— Task requirements —
Write each line below back out exactly, omitting its pictures.
* * * * * * *
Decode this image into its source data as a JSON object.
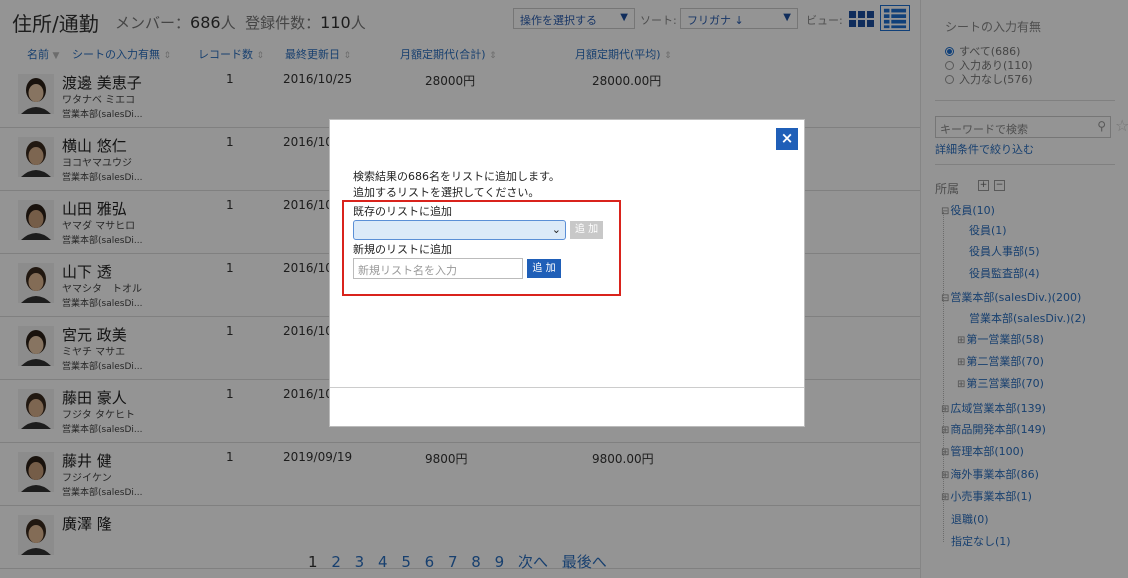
{
  "header": {
    "title": "住所/通勤",
    "member_label": "メンバー：",
    "member_count": "686",
    "member_unit": "人",
    "registered_label": "登録件数：",
    "registered_count": "110",
    "registered_unit": "人",
    "operation_select": "操作を選択する",
    "sort_label": "ソート:",
    "sort_select": "フリガナ ↓",
    "view_label": "ビュー:"
  },
  "columns": {
    "name": "名前",
    "input_status": "シートの入力有無",
    "record_count": "レコード数",
    "last_updated": "最終更新日",
    "commute_total": "月額定期代(合計)",
    "commute_avg": "月額定期代(平均)"
  },
  "rows": [
    {
      "name": "渡邊 美恵子",
      "kana": "ワタナベ ミエコ",
      "dept": "営業本部(salesDi...",
      "records": "1",
      "updated": "2016/10/25",
      "total": "28000円",
      "avg": "28000.00円"
    },
    {
      "name": "横山 悠仁",
      "kana": "ヨコヤマユウジ",
      "dept": "営業本部(salesDi...",
      "records": "1",
      "updated": "2016/10",
      "total": "",
      "avg": ""
    },
    {
      "name": "山田 雅弘",
      "kana": "ヤマダ マサヒロ",
      "dept": "営業本部(salesDi...",
      "records": "1",
      "updated": "2016/10",
      "total": "",
      "avg": ""
    },
    {
      "name": "山下 透",
      "kana": "ヤマシタ　トオル",
      "dept": "営業本部(salesDi...",
      "records": "1",
      "updated": "2016/10",
      "total": "",
      "avg": ""
    },
    {
      "name": "宮元 政美",
      "kana": "ミヤチ マサエ",
      "dept": "営業本部(salesDi...",
      "records": "1",
      "updated": "2016/10",
      "total": "",
      "avg": ""
    },
    {
      "name": "藤田 豪人",
      "kana": "フジタ タケヒト",
      "dept": "営業本部(salesDi...",
      "records": "1",
      "updated": "2016/10",
      "total": "",
      "avg": ""
    },
    {
      "name": "藤井 健",
      "kana": "フジイケン",
      "dept": "営業本部(salesDi...",
      "records": "1",
      "updated": "2019/09/19",
      "total": "9800円",
      "avg": "9800.00円"
    },
    {
      "name": "廣澤 隆",
      "kana": "",
      "dept": "",
      "records": "",
      "updated": "",
      "total": "",
      "avg": ""
    }
  ],
  "pager": {
    "pages": [
      "1",
      "2",
      "3",
      "4",
      "5",
      "6",
      "7",
      "8",
      "9"
    ],
    "current": "1",
    "next": "次へ",
    "last": "最後へ"
  },
  "sidebar": {
    "filter_title": "シートの入力有無",
    "options": [
      "すべて(686)",
      "入力あり(110)",
      "入力なし(576)"
    ],
    "search_placeholder": "キーワードで検索",
    "detail_link": "詳細条件で絞り込む",
    "org_title": "所属",
    "tree": [
      "役員(10)",
      "役員(1)",
      "役員人事部(5)",
      "役員監査部(4)",
      "営業本部(salesDiv.)(200)",
      "営業本部(salesDiv.)(2)",
      "第一営業部(58)",
      "第二営業部(70)",
      "第三営業部(70)",
      "広域営業本部(139)",
      "商品開発本部(149)",
      "管理本部(100)",
      "海外事業本部(86)",
      "小売事業本部(1)",
      "退職(0)",
      "指定なし(1)"
    ]
  },
  "modal": {
    "close": "×",
    "message1": "検索結果の686名をリストに追加します。",
    "message2": "追加するリストを選択してください。",
    "existing_label": "既存のリストに追加",
    "existing_add": "追 加",
    "new_label": "新規のリストに追加",
    "new_placeholder": "新規リスト名を入力",
    "new_add": "追 加"
  },
  "colors": {
    "accent": "#1f5fb8",
    "highlight_border": "#d9231c",
    "link": "#2a6fc0"
  }
}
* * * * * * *
— Problem solution —
Decode this image into its source data as a JSON object.
{
  "header": {
    "title": "住所/通勤",
    "member_label": "メンバー：",
    "member_count": "686",
    "member_unit": "人",
    "registered_label": "登録件数：",
    "registered_count": "110",
    "registered_unit": "人",
    "operation_select": "操作を選択する",
    "sort_label": "ソート:",
    "sort_select": "フリガナ ↓",
    "view_label": "ビュー:"
  },
  "columns": {
    "name": "名前",
    "input_status": "シートの入力有無",
    "record_count": "レコード数",
    "last_updated": "最終更新日",
    "commute_total": "月額定期代(合計)",
    "commute_avg": "月額定期代(平均)"
  },
  "rows": [
    {
      "name": "渡邊 美恵子",
      "kana": "ワタナベ ミエコ",
      "dept": "営業本部(salesDi...",
      "records": "1",
      "updated": "2016/10/25",
      "total": "28000円",
      "avg": "28000.00円"
    },
    {
      "name": "横山 悠仁",
      "kana": "ヨコヤマユウジ",
      "dept": "営業本部(salesDi...",
      "records": "1",
      "updated": "2016/10",
      "total": "",
      "avg": ""
    },
    {
      "name": "山田 雅弘",
      "kana": "ヤマダ マサヒロ",
      "dept": "営業本部(salesDi...",
      "records": "1",
      "updated": "2016/10",
      "total": "",
      "avg": ""
    },
    {
      "name": "山下 透",
      "kana": "ヤマシタ　トオル",
      "dept": "営業本部(salesDi...",
      "records": "1",
      "updated": "2016/10",
      "total": "",
      "avg": ""
    },
    {
      "name": "宮元 政美",
      "kana": "ミヤチ マサエ",
      "dept": "営業本部(salesDi...",
      "records": "1",
      "updated": "2016/10",
      "total": "",
      "avg": ""
    },
    {
      "name": "藤田 豪人",
      "kana": "フジタ タケヒト",
      "dept": "営業本部(salesDi...",
      "records": "1",
      "updated": "2016/10",
      "total": "",
      "avg": ""
    },
    {
      "name": "藤井 健",
      "kana": "フジイケン",
      "dept": "営業本部(salesDi...",
      "records": "1",
      "updated": "2019/09/19",
      "total": "9800円",
      "avg": "9800.00円"
    },
    {
      "name": "廣澤 隆",
      "kana": "",
      "dept": "",
      "records": "",
      "updated": "",
      "total": "",
      "avg": ""
    }
  ],
  "pager": {
    "pages": [
      "1",
      "2",
      "3",
      "4",
      "5",
      "6",
      "7",
      "8",
      "9"
    ],
    "current": "1",
    "next": "次へ",
    "last": "最後へ"
  },
  "sidebar": {
    "filter_title": "シートの入力有無",
    "options": [
      "すべて(686)",
      "入力あり(110)",
      "入力なし(576)"
    ],
    "search_placeholder": "キーワードで検索",
    "detail_link": "詳細条件で絞り込む",
    "org_title": "所属",
    "tree": [
      "役員(10)",
      "役員(1)",
      "役員人事部(5)",
      "役員監査部(4)",
      "営業本部(salesDiv.)(200)",
      "営業本部(salesDiv.)(2)",
      "第一営業部(58)",
      "第二営業部(70)",
      "第三営業部(70)",
      "広域営業本部(139)",
      "商品開発本部(149)",
      "管理本部(100)",
      "海外事業本部(86)",
      "小売事業本部(1)",
      "退職(0)",
      "指定なし(1)"
    ]
  },
  "modal": {
    "close": "×",
    "message1": "検索結果の686名をリストに追加します。",
    "message2": "追加するリストを選択してください。",
    "existing_label": "既存のリストに追加",
    "existing_add": "追 加",
    "new_label": "新規のリストに追加",
    "new_placeholder": "新規リスト名を入力",
    "new_add": "追 加"
  },
  "colors": {
    "accent": "#1f5fb8",
    "highlight_border": "#d9231c",
    "link": "#2a6fc0"
  }
}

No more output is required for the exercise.